Between 2002 and 2016, the federal government, state governments, and school districts undertook unprecedented measures to improve the lowest-performing schools. This book draws on dozens of actual examples to illustrate the wide range of interventions adopted over this time period. Among the initiatives examined in depth are efforts by states to provide technical assistance to schools and districts, offer students educational choices, engage communities in school improvement, take over low-performing schools and districts, create special state-run school districts, and close failing schools. Also discussed are district-initiated measures, including programs to standardize instruction, invative approaches to raising student achievement, and restructuring of district operations. The book concludes with an assessment of 15 years of turnaround initiatives and recommendations based on lessons learned over this time period.

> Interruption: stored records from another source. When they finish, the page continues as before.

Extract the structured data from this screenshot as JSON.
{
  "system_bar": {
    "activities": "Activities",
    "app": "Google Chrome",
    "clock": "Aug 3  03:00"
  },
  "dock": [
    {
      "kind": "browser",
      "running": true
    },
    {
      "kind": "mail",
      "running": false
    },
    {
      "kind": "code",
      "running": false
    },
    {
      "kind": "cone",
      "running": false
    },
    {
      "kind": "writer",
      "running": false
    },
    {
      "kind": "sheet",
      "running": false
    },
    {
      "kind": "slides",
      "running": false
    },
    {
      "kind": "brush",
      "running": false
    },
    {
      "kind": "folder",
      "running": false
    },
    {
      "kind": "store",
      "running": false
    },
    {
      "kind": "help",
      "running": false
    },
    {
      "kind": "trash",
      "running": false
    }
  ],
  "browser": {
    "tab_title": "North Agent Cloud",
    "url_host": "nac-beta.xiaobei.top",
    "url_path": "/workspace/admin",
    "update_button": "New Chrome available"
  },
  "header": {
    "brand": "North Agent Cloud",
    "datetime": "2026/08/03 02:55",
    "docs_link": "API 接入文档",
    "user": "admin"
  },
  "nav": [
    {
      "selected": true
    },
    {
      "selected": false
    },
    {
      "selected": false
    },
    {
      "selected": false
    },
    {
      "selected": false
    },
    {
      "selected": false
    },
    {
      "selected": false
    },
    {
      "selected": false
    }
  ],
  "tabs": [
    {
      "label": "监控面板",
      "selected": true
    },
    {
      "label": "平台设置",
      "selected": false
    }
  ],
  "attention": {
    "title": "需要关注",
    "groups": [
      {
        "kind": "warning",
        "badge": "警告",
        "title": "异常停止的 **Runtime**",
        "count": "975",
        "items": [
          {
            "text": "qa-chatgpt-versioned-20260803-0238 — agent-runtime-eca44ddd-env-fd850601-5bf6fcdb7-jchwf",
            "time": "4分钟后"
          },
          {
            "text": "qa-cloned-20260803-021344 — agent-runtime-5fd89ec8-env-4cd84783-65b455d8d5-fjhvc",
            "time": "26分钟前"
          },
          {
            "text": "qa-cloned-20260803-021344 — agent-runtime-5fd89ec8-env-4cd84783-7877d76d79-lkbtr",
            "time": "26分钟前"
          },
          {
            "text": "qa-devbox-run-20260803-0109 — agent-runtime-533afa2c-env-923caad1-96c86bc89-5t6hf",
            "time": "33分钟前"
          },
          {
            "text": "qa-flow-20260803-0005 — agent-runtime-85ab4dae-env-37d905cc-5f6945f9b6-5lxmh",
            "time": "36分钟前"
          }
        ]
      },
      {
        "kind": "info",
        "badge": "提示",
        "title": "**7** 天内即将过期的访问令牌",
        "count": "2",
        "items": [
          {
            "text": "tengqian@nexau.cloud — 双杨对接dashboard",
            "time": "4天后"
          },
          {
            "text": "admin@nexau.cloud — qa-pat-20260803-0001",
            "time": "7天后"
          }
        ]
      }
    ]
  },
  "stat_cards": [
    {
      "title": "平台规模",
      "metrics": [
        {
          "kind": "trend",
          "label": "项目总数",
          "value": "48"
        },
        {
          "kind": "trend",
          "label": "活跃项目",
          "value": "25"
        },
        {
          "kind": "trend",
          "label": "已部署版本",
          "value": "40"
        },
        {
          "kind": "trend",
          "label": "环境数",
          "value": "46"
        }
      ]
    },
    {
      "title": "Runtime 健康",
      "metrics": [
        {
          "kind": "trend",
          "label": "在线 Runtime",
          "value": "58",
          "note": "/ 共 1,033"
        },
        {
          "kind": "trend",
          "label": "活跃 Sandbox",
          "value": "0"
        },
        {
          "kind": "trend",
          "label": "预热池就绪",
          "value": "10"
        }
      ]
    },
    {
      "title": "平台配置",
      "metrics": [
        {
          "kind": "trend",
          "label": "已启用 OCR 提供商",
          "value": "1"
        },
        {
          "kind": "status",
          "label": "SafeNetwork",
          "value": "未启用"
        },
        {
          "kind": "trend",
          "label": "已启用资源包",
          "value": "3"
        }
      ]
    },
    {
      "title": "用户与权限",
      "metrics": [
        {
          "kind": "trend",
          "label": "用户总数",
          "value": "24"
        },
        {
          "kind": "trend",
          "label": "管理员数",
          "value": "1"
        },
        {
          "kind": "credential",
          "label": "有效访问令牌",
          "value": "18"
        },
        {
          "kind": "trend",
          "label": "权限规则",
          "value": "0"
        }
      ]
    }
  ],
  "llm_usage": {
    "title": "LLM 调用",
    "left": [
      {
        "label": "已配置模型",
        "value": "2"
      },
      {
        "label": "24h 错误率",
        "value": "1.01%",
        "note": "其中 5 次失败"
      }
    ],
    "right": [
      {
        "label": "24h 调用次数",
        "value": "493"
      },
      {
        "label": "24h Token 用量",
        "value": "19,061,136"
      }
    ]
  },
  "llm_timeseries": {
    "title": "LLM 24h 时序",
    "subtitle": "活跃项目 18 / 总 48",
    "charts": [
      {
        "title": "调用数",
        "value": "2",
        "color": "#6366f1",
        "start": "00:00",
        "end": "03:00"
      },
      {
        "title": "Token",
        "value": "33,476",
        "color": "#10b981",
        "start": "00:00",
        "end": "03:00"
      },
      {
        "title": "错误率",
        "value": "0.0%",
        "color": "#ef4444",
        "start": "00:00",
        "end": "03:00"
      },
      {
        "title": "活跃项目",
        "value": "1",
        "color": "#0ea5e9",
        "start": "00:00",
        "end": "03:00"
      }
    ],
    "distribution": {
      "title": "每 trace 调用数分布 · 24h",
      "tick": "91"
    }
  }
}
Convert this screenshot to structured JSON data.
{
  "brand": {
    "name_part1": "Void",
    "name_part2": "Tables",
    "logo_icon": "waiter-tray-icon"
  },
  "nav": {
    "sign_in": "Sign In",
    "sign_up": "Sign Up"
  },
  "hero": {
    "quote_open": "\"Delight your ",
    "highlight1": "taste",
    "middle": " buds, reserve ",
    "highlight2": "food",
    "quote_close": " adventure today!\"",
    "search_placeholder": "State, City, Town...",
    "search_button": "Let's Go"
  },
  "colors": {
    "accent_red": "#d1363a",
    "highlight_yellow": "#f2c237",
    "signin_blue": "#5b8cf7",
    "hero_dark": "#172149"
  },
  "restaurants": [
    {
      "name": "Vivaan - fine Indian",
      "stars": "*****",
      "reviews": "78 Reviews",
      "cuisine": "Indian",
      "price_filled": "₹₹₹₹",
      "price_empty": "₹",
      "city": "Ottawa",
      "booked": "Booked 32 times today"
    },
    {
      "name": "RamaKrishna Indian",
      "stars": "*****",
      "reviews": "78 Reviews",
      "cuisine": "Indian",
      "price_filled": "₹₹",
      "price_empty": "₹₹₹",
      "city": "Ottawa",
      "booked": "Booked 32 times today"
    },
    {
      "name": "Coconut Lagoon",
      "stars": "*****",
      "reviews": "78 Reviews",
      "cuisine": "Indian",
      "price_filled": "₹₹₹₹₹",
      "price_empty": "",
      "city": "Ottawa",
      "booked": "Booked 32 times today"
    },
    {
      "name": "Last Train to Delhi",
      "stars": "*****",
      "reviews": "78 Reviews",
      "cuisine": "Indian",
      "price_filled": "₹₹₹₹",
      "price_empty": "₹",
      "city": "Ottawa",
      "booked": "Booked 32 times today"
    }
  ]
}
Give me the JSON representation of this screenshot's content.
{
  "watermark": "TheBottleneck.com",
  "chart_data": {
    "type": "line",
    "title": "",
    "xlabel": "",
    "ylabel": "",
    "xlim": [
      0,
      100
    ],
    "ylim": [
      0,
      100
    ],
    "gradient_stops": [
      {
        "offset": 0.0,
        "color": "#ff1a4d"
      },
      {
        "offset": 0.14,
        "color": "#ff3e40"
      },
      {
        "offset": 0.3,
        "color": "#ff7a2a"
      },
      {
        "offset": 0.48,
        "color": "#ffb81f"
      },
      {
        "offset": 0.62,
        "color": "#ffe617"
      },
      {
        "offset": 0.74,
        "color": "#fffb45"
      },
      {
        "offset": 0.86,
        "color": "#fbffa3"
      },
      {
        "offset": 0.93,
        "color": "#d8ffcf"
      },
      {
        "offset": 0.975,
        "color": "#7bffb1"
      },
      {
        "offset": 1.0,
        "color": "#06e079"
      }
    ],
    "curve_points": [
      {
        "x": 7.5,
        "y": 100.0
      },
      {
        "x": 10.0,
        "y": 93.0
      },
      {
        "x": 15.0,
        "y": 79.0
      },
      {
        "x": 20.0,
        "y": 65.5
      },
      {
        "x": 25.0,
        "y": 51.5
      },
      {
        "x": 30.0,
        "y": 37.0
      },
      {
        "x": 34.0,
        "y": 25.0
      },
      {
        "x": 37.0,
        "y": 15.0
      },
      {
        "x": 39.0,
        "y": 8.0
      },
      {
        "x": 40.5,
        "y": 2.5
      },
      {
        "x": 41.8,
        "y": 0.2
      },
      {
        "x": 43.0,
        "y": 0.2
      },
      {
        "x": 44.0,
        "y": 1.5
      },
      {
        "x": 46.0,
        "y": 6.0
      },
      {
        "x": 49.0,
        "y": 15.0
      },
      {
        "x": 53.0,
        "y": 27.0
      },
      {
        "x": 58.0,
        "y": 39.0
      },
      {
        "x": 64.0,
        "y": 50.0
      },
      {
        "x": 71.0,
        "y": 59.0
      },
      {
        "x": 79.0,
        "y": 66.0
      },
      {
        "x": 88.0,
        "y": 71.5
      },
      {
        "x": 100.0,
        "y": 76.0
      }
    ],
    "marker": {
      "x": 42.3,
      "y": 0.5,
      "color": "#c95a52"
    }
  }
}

Daniel L. Duke, internationally known specialist on school improvement, has written extensively on how to turn around low-performing schools. Besides conducting numerous studies of the turnaround process, Duke has designed training programs for turnaround specialists, conducted trainings, and consulted with states and school systems on ways to improve struggling schools.